- (where applicable) strike off from the Guernsey Registry, which can occur from the first accounting period of default if the Director of the Revenue Service decides that there is no realistic possibility of the IP Company complying with the substance regime.
Penalties for failure to supply information or for providing false information can also apply and there are criminal penalties for providing false statements or false documents. Companies may appeal penalties levied by the Director of the Revenue Service in certain circumstances.
The Regulations contain a broad anti-avoidance rule which can disregard any transaction, or series of transactions entered into with a main purpose of avoiding any obligation or liability under the substance rules. ‘Transaction’ is broadly defined and captures any arrangement, omission and decision, whether or not legally enforceable.
Guernsey companies and their administrators and corporate service providers should consider taking the following steps to ascertain whether they or their clients are compliant with the substance rules:
- check the tax residence status of the company – whilst a company incorporated in Guernsey is in principle a Resident Company, depending on the facts it may qualify for treatment as a non-Guernsey resident.
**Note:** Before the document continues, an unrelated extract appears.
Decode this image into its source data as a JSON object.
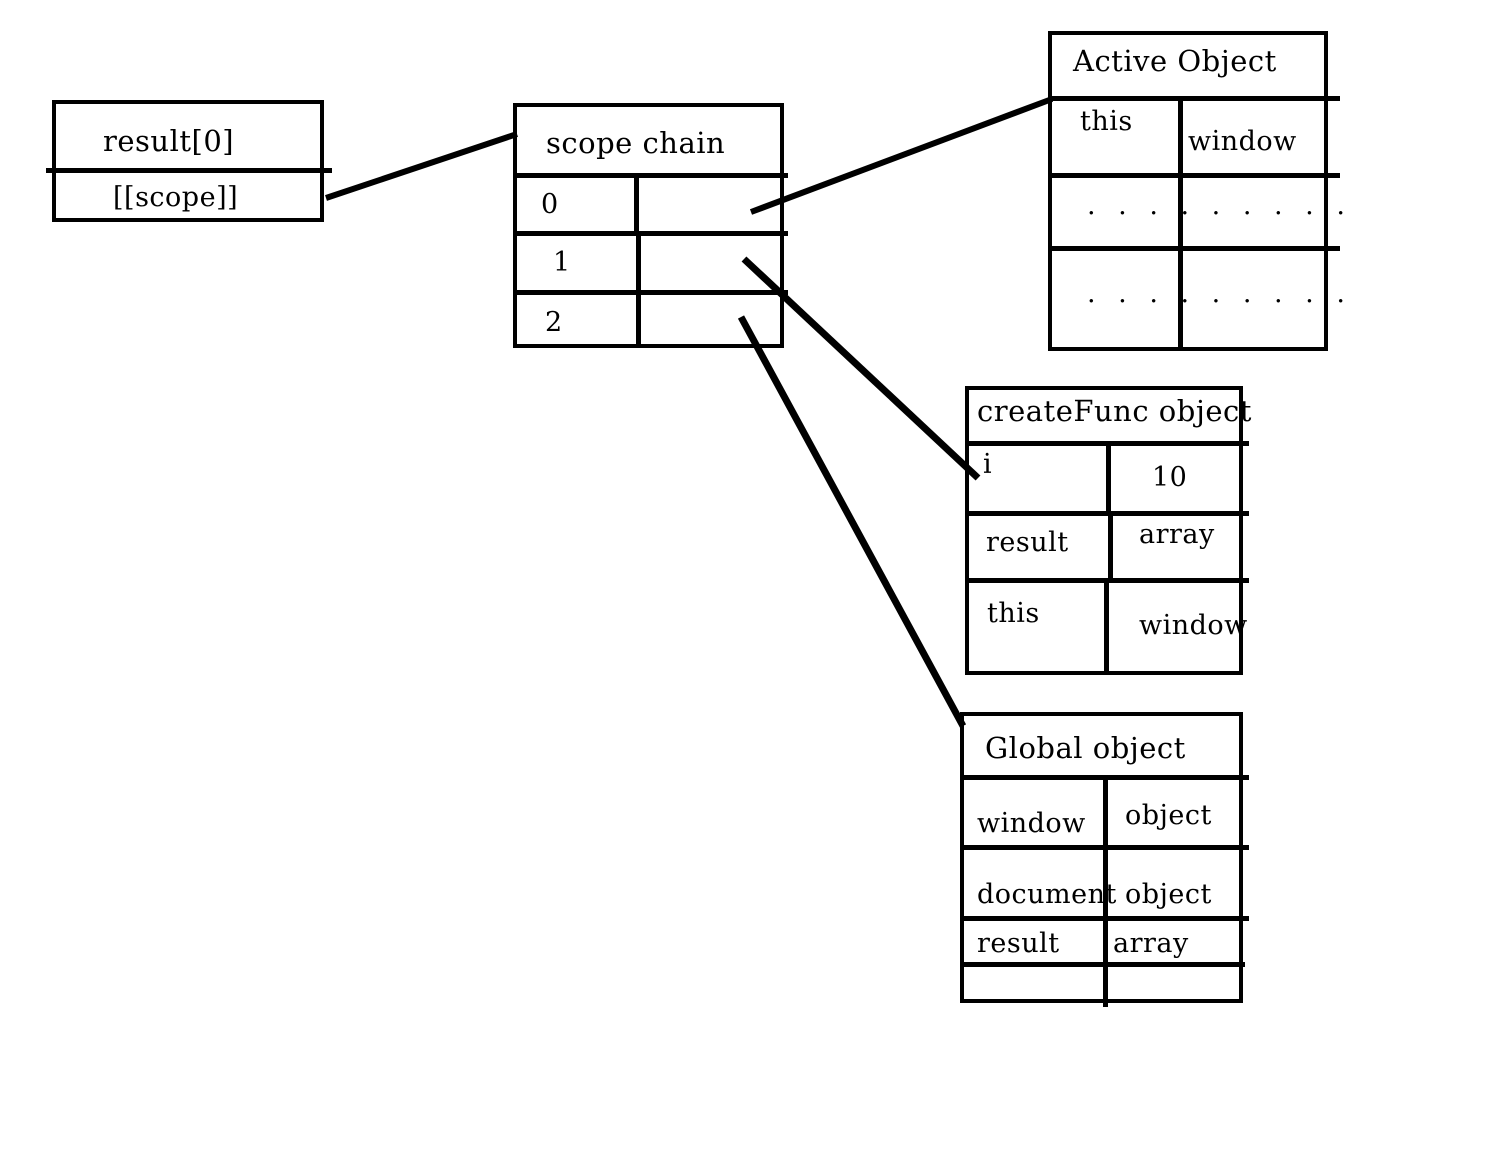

Equally, a non-Guernsey incorporated company may be a Resident Company if it is centrally managed and controlled in Guernsey;
- ensure that the board of the IP Company comprises a sufficient level of appropriately qualified Guernsey resident directors;
- consider whether the IP Company is a High Risk IP Company and, if so, ensure that appropriate measures are in place to comply with the enhanced substance requirements;
- maintain records of the applicable CIGAs and the income and profits allocated to those CIGAs;
- ensure that sufficient board meetings are held in Guernsey and that detailed minutes of all board meetings are maintained;
- consider maintaining a substance register which summarises key facts about each board meeting, including who attended, when they were physically present, details of CIGAs conducted, etc.;
- analyse the terms of all their outsourcing arrangements to ensure that the parameters of the outsourced activity are appropriately drafted, the activity is properly overseen from Guernsey and sufficient CIGA is carried on in Guernsey; and
- administrators and corporate service providers should review their staff structure, internal systems, records, staff time sheets and outsourced activities to ensure that they have the on-island resources and systems to allow their clients to comply and demonstrate compliance with substance requirements and prepare for tax return disclosures.